WORK TO COMPLETE: Omit every picture and return the rest of the data unaltered.

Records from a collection
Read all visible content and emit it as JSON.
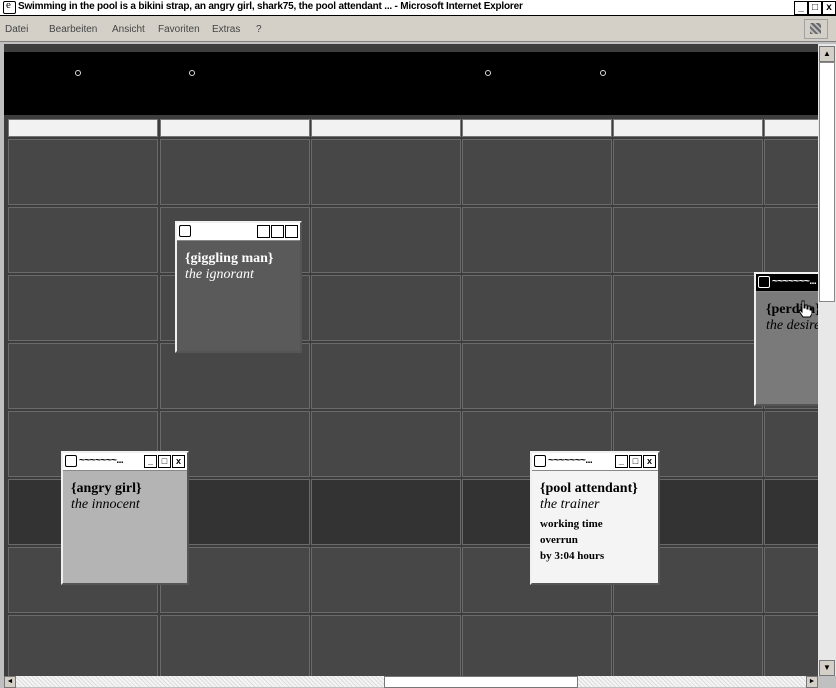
{
  "window": {
    "title": "Swimming in the pool is a bikini strap, an angry girl, shark75, the pool attendant ... - Microsoft Internet Explorer",
    "controls": {
      "minimize": "_",
      "maximize": " ",
      "close": "x"
    }
  },
  "menu": [
    "Datei",
    "Bearbeiten",
    "Ansicht",
    "Favoriten",
    "Extras",
    "?"
  ],
  "popups": [
    {
      "title": "~~~~~~~...",
      "name": "{giggling man}",
      "role": "the ignorant",
      "note": []
    },
    {
      "title": "~~~~~~~...",
      "name": "{angry girl}",
      "role": "the innocent",
      "note": []
    },
    {
      "title": "~~~~~~~...",
      "name": "{pool attendant}",
      "role": "the trainer",
      "note": [
        "working time",
        "overrun",
        "by 3:04 hours"
      ]
    },
    {
      "title": "~~~~~~~...",
      "name": "{perdita}",
      "role": "the desired",
      "note": []
    }
  ],
  "scroll": {
    "up": "▲",
    "down": "▼",
    "left": "◄",
    "right": "►"
  },
  "colors": {
    "background": "#3d3d3d",
    "header_band": "#000000"
  }
}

SOLUTION:
Read all visible content and emit it as JSON.
{
  "window": {
    "title": "Swimming in the pool is a bikini strap, an angry girl, shark75, the pool attendant ... - Microsoft Internet Explorer",
    "controls": {
      "minimize": "_",
      "maximize": " ",
      "close": "x"
    }
  },
  "menu": [
    "Datei",
    "Bearbeiten",
    "Ansicht",
    "Favoriten",
    "Extras",
    "?"
  ],
  "popups": [
    {
      "title": "~~~~~~~...",
      "name": "{giggling man}",
      "role": "the ignorant",
      "note": []
    },
    {
      "title": "~~~~~~~...",
      "name": "{angry girl}",
      "role": "the innocent",
      "note": []
    },
    {
      "title": "~~~~~~~...",
      "name": "{pool attendant}",
      "role": "the trainer",
      "note": [
        "working time",
        "overrun",
        "by 3:04 hours"
      ]
    },
    {
      "title": "~~~~~~~...",
      "name": "{perdita}",
      "role": "the desired",
      "note": []
    }
  ],
  "scroll": {
    "up": "▲",
    "down": "▼",
    "left": "◄",
    "right": "►"
  },
  "colors": {
    "background": "#3d3d3d",
    "header_band": "#000000"
  }
}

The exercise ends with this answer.